I have long held that in RPGs there are three levels of design - the Designer level, the Group level, and the Individual level. All games incorporate all three levels into the design, but proportions of each vary enormously. Traditionally, the GM does almost all of the Group design, where the other members of the group concentrate on the Individual aspects of the design - their characters, backgrounds, and things their characters control; but this is not my decision. As a GM, I prefer to include the rest of my group in the Group level design process, but I leave that open, as how it is done is a Group level decision.
In recent times - I have been running games since 1977- I see more and more auteurism in game design - designers who dictate in various ways how the game is played, and what the game is about, in increasing detail. I am not an auteur. I feel my job as designer is to help you play the game you want to play.
In my designs I do my best to push as much as possible down to the Group level by various means, such as providing tools to make it easy to generate setting within a framework rather than dictating setting. I make the system as flexible as possible to accommodate what the group is interested in doing rather than what I, as designer thought of when designing. In different games I approach things in different ways - in some games the method of resolution can be swapped out as required, in others I only frame things, leaving interpretations open. Always I define from center - for example skills generally have a definition which amounts to "stuff like this", spells may be only an evocative name, leaving the actual effects open to discussion, and lately have focused on the group defining what the game is about by designing their own company or association, then designing their characters to fit the association, and defining by their association what the campaign/adventure will be about.
When I develop settings, I try to keep the detail level as low as possible - working in broad strokes for the group to refine and detail themselves. I try not to prejudice group decisions by giving examples which are as broad and fundamentally different as possible. By this I encourage groups to think of these examples as arbitrary directions in a sea of possibilities - for instance in StarCluster 3, my example companies included among others medical groups, insurance adjusters, police and law enforcement, and religious groups.
What I set out to provide is ideas and settings and cultures that fire up one's imagination on what one can do with them. That is the living, breathing center of a designer's job, and always has been. This is why pure toolkits have never done well - most people do better within a framework than without.
The problem comes when the framework becomes a cage, when the only way to fit your ideas in is to rip something else out.
There are many ways in which designers do this - lock the group level imagination in a cage, I mean. One common way is to provide too much detail in a setting, then interrelate everything. Another is to tightly intermesh carefully balanced components of a system mechanically, so that one daren't tinker lest the whole edifice tears itself apart. Yet another is to circumscribe the setting and system 'til the game becomes a single scenario with a sparse attached system and many times pre-genned characters, just competent to deal with what is in the scenario - though this is better than the previous two as it's easier to add than to tear apart, then add! Still another is to lock down the variation possible between characters, making strict types, each with a specific function.
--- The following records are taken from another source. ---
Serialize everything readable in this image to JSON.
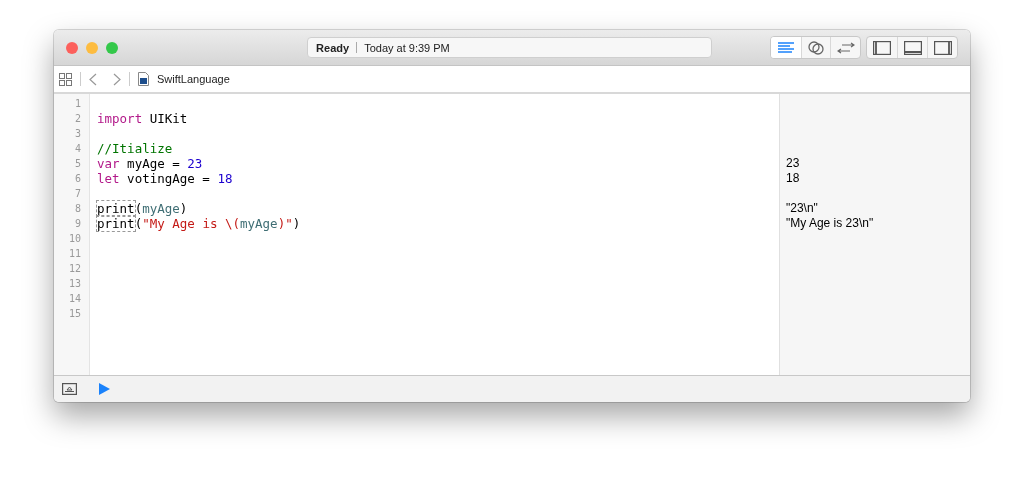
{
  "window": {
    "status": {
      "state": "Ready",
      "time": "Today at 9:39 PM"
    }
  },
  "toolbar": {
    "editor_buttons": [
      {
        "kind": "standard",
        "selected": true
      },
      {
        "kind": "assistant",
        "selected": false
      },
      {
        "kind": "version",
        "selected": false
      }
    ],
    "panel_buttons": [
      {
        "kind": "left",
        "selected": false
      },
      {
        "kind": "bottom",
        "selected": false
      },
      {
        "kind": "right",
        "selected": false
      }
    ]
  },
  "jump_bar": {
    "file": "SwiftLanguage"
  },
  "editor": {
    "lines": [
      {
        "number": "1"
      },
      {
        "number": "2",
        "tokens": [
          {
            "kind": "keyword",
            "text": "import"
          },
          {
            "kind": "plain",
            "text": " UIKit"
          }
        ]
      },
      {
        "number": "3"
      },
      {
        "number": "4",
        "tokens": [
          {
            "kind": "comment",
            "text": "//Itialize"
          }
        ]
      },
      {
        "number": "5",
        "tokens": [
          {
            "kind": "keyword",
            "text": "var"
          },
          {
            "kind": "plain",
            "text": " myAge = "
          },
          {
            "kind": "number",
            "text": "23"
          }
        ],
        "result": "23"
      },
      {
        "number": "6",
        "tokens": [
          {
            "kind": "keyword",
            "text": "let"
          },
          {
            "kind": "plain",
            "text": " votingAge = "
          },
          {
            "kind": "number",
            "text": "18"
          }
        ],
        "result": "18"
      },
      {
        "number": "7"
      },
      {
        "number": "8",
        "tokens": [
          {
            "kind": "marked",
            "text": "print"
          },
          {
            "kind": "plain",
            "text": "("
          },
          {
            "kind": "ident",
            "text": "myAge"
          },
          {
            "kind": "plain",
            "text": ")"
          }
        ],
        "result": "\"23\\n\""
      },
      {
        "number": "9",
        "tokens": [
          {
            "kind": "marked",
            "text": "print"
          },
          {
            "kind": "plain",
            "text": "("
          },
          {
            "kind": "string",
            "text": "\"My Age is \\("
          },
          {
            "kind": "ident",
            "text": "myAge"
          },
          {
            "kind": "string",
            "text": ")\""
          },
          {
            "kind": "plain",
            "text": ")"
          }
        ],
        "result": "\"My Age is 23\\n\""
      },
      {
        "number": "10"
      },
      {
        "number": "11"
      },
      {
        "number": "12"
      },
      {
        "number": "13"
      },
      {
        "number": "14"
      },
      {
        "number": "15"
      }
    ]
  }
}
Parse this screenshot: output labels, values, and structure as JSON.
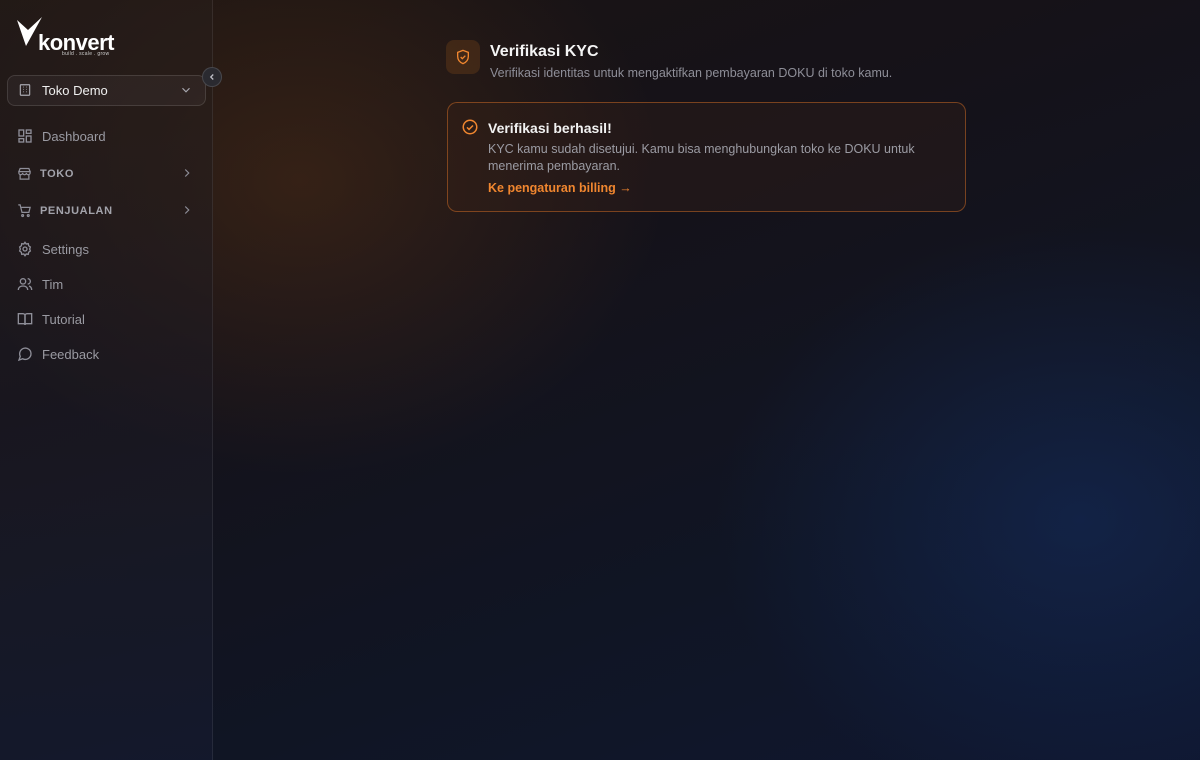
{
  "brand": {
    "name": "konvert",
    "tagline": "build . scale . grow"
  },
  "store_selector": {
    "value": "Toko Demo"
  },
  "sidebar": {
    "items": [
      {
        "label": "Dashboard",
        "icon": "dashboard-icon"
      },
      {
        "label": "TOKO",
        "icon": "store-icon",
        "expandable": true
      },
      {
        "label": "PENJUALAN",
        "icon": "cart-icon",
        "expandable": true
      },
      {
        "label": "Settings",
        "icon": "gear-icon"
      },
      {
        "label": "Tim",
        "icon": "users-icon"
      },
      {
        "label": "Tutorial",
        "icon": "book-icon"
      },
      {
        "label": "Feedback",
        "icon": "message-icon"
      }
    ]
  },
  "page": {
    "title": "Verifikasi KYC",
    "subtitle": "Verifikasi identitas untuk mengaktifkan pembayaran DOKU di toko kamu.",
    "icon": "shield-check-icon"
  },
  "status_card": {
    "title": "Verifikasi berhasil!",
    "body": "KYC kamu sudah disetujui. Kamu bisa menghubungkan toko ke DOKU untuk menerima pembayaran.",
    "link_label": "Ke pengaturan billing →",
    "icon": "check-circle-icon"
  },
  "colors": {
    "accent": "#f0862f",
    "card_border": "#e67828"
  }
}
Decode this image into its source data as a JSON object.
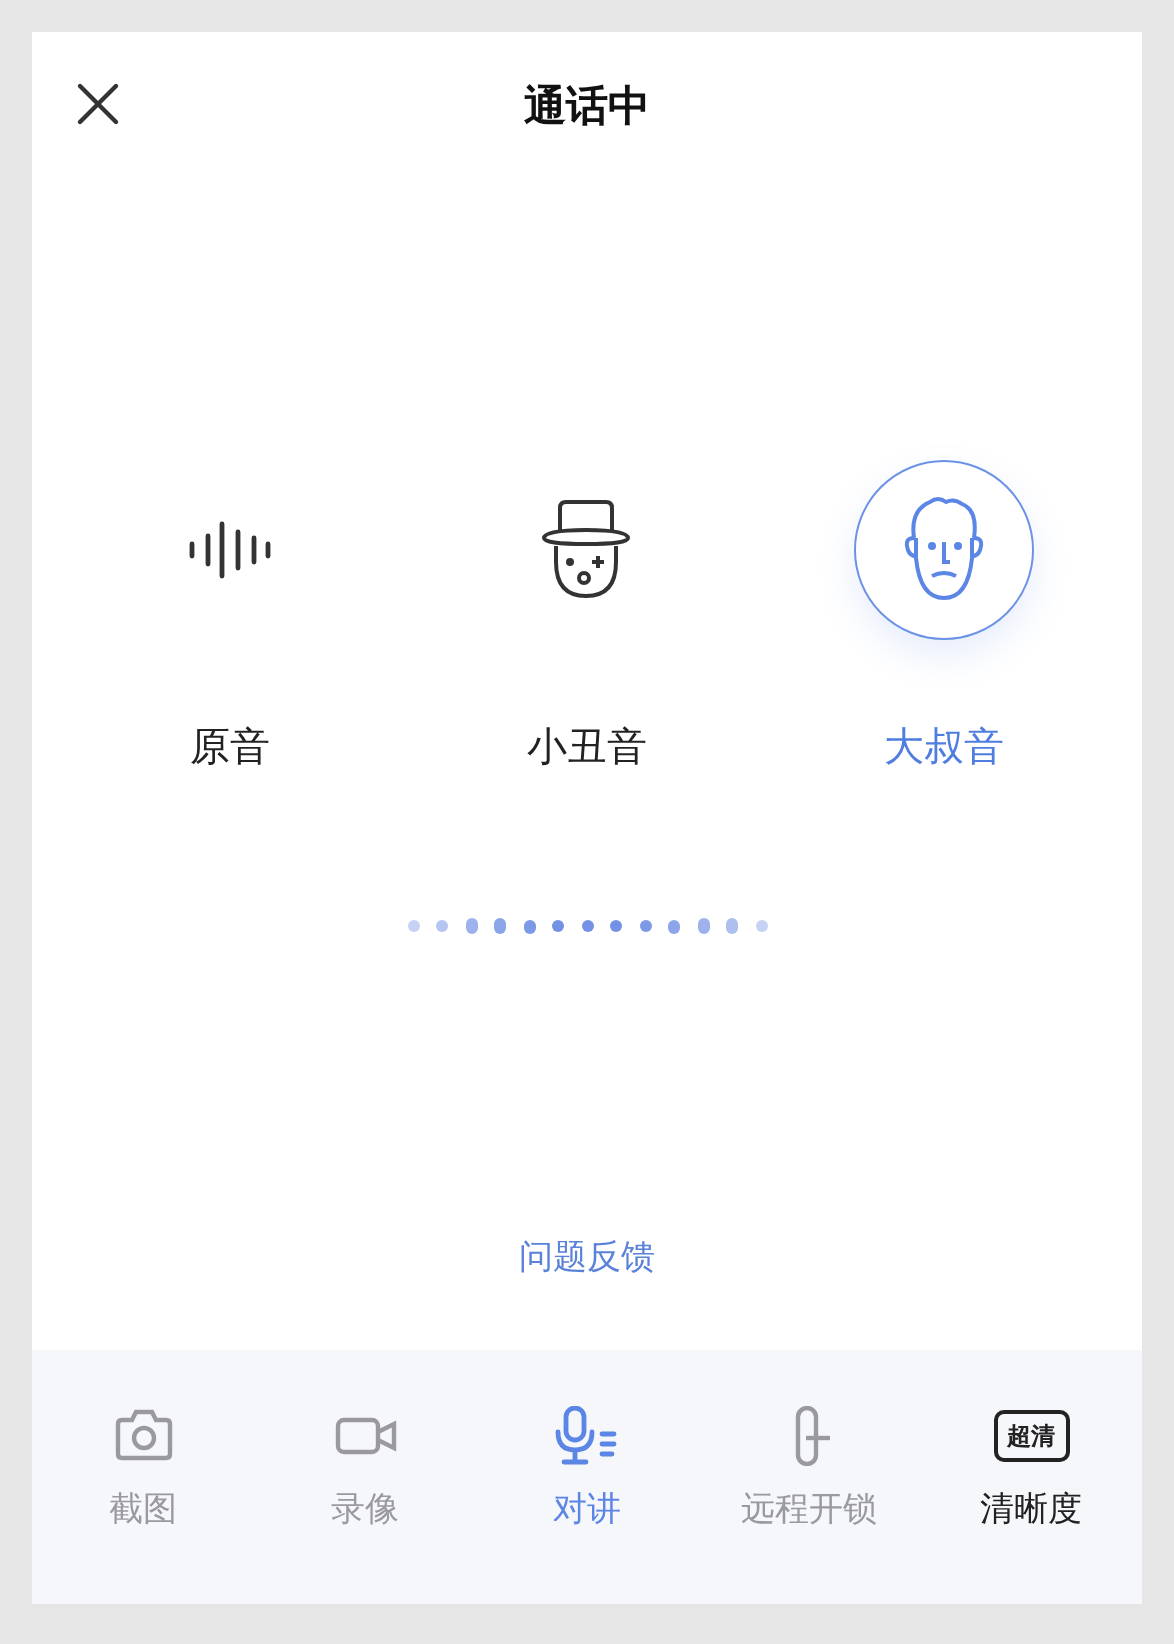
{
  "header": {
    "title": "通话中"
  },
  "voices": [
    {
      "kind": "wave",
      "label": "原音",
      "selected": false
    },
    {
      "kind": "clown",
      "label": "小丑音",
      "selected": false
    },
    {
      "kind": "uncle",
      "label": "大叔音",
      "selected": true
    }
  ],
  "feedback": "问题反馈",
  "toolbar": [
    {
      "kind": "camera",
      "label": "截图",
      "disabled": true,
      "selected": false
    },
    {
      "kind": "video",
      "label": "录像",
      "disabled": true,
      "selected": false
    },
    {
      "kind": "mic",
      "label": "对讲",
      "disabled": false,
      "selected": true
    },
    {
      "kind": "unlock",
      "label": "远程开锁",
      "disabled": true,
      "selected": false
    },
    {
      "kind": "quality",
      "label": "清晰度",
      "badge": "超清",
      "disabled": false,
      "selected": false
    }
  ]
}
The net effect of all of these is to increase the Designer's share of the input into the game at the expense of Group and - less commonly - Individual input. There are big benefits to these methods, which is, of course, why Designers go this route and GMs stand for it. One can pick these games and play them as is without a lot of setup. One doesn't need to think too much, as choices are controlled and managed. They are great for one-shots. They are uniform across instantiations. They limit bad games by limiting possibly bad Group level choices. These are all solid, tangible benefits. The "caged-in" effect not a goal, but an unanticipated and perhaps unwanted side effect for designers working toward the benefits listed.
Umm, I guess there's more, but I could write pages and pages about this subject, and I'm salmoning - constantly swimming upstream. I find most GMs/groups - the vast majority actually - don't mind the Designer doing all the designing, they are just there for the ride. This makes me sad when I think about it, and I lose energy.